Task directions: Search string "heart": state how many lines in the material below contain it, and nothing else.

[Start of Attachment]

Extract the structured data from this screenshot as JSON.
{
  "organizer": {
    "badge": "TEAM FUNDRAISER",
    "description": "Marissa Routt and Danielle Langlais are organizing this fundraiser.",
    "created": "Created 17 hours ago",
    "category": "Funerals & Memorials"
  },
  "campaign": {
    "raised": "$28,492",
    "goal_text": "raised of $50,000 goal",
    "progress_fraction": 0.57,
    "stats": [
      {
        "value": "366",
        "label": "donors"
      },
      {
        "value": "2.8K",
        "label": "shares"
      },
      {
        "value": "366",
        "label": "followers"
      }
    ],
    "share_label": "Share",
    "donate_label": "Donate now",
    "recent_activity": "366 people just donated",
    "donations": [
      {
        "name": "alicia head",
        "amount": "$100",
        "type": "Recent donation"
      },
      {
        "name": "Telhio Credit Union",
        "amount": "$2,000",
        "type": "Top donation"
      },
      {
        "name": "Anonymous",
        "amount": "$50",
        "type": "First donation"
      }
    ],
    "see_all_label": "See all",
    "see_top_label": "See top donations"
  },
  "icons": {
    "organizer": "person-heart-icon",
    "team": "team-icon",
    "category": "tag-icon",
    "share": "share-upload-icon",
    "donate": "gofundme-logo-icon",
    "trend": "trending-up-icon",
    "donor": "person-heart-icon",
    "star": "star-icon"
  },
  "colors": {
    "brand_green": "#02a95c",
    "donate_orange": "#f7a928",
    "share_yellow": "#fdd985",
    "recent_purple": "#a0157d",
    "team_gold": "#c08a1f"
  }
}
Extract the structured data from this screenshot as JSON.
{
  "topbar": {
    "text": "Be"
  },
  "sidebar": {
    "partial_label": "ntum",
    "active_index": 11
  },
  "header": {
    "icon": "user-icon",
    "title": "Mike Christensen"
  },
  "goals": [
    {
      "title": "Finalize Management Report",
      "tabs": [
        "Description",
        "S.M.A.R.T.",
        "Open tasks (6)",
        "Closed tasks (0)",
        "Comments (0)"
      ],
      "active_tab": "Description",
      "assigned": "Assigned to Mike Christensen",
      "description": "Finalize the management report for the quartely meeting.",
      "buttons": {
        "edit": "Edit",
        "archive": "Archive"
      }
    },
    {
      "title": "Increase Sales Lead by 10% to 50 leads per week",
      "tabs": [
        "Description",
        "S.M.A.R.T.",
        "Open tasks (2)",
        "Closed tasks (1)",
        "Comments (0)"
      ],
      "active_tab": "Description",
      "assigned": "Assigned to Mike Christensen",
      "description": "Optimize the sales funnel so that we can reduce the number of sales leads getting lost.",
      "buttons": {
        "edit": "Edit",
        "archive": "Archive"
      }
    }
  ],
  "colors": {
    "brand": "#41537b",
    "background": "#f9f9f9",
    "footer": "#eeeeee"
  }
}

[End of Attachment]

The completed task: 2